Beier holds a circuit board for the Sudbury Neutrino Observatory’s photoreceptors. The devices were designed at Penn.

Photo by Daniel R. Burke

Why would a group of scientists spend more than a decade building an enormous cave deep underground just to hold a large bottle of water?

Because that bottle of water would help them solve a nearly 30-year-old puzzle concerning the nature of the sun, a solution that made Science magazine’s list of the 10 Top Breakthroughs of 2001.

The cave was built so that 112 physicists from 11 universities and laboratories, including Penn, could search for neutrinos. The tiny particles are produced whenever radioactivity occurs, as in nuclear fusion, the process that fuels the sun. Like neutrons, protons and electrons, neutrinos are one of the elementary particles found in the universe.

The reason the scientists were looking, said Professor of Physics Eugene Beier, was because about a half century ago, some calculations projected the number of neutrinos produced by the sun over time. But in the 1960s, when physicists first started looking for these neutrinos, they could only detect one-third the number predicted in the calculations.

Thus began nearly three decades of efforts to find the other two-thirds, culminating in the construction of the Sudbury Neutrino Observatory (SNO), the huge cave mentioned above, located in an Ontario nickel mine, 6,800 feet beneath the surface to eliminate interference from other radioactive particles.

The cave is so huge—the size of a 10-story building—and the vessel so large—it holds 1,000 metric tons of deuterium, or heavy water—because neutrinos, despite being so plentiful, are very hard to detect.

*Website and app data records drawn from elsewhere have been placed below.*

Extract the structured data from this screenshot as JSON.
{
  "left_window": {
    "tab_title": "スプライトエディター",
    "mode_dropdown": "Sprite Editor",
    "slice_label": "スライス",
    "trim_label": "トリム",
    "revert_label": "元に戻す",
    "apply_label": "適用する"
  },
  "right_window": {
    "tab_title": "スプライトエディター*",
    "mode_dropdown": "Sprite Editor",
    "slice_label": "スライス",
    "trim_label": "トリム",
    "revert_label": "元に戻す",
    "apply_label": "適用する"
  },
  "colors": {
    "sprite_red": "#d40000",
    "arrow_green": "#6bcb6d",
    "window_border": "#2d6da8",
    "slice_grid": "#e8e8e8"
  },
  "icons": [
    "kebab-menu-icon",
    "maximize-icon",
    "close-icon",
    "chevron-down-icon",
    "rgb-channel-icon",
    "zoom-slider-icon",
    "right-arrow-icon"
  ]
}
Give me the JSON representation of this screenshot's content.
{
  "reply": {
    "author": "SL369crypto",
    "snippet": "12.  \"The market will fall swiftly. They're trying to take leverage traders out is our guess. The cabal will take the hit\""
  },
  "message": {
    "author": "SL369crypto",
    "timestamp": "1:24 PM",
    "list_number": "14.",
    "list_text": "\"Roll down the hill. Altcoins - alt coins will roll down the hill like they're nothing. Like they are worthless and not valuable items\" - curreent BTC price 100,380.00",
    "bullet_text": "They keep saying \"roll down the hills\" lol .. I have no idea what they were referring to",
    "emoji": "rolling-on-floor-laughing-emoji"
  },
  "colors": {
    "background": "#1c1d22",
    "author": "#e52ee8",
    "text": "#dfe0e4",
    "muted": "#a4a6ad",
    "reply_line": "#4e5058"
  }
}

“At this instant,” Beier said, “a paper coffee cup has a couple of tens of thousands of neutrinos from the Big Bang, about a thousand from the sun and about one from the earth’s core in it.” Since they interact weakly at best with matter, he said, “you need a lot of material for them to interact with.”

The heavy water provides that material. When neutrinos interact with electrons in the water, they produce light that is detected by an array of photoreceptor tubes surrounding the vessel.

In June of 2001, not quite two years after it began collecting data, the SNO team announced that they had solved the puzzle. As it turned out, earlier experiments failed to find all the missing neutrinos because they were mainly looking for one variety, or flavor, the electron neutrino, a direct product of the sun. But somewhere between the sun and the Earth, some of the neutrinos changed flavor, becoming muon or tau neutrinos instead.

Actually, said Beier, the U.S. co-spokesman for the SNO project, the Penn physicists on the team knew ahead of time that it would succeed. “One of our graduate students did a thesis simulating the calibrations [of the SNO detector] and came up with the result a year before we had the data. So we knew where we were going, but we didn’t have all the work done.”

Now that they do, they and other scientists around the world are discussing what the results tell us about neutrinos and the sun. And the SNO team itself is busy replicating some of the other neutrino-detection experiments that allowed them to solve the puzzle so they can confirm their own results.

Originally published on March 28, 2002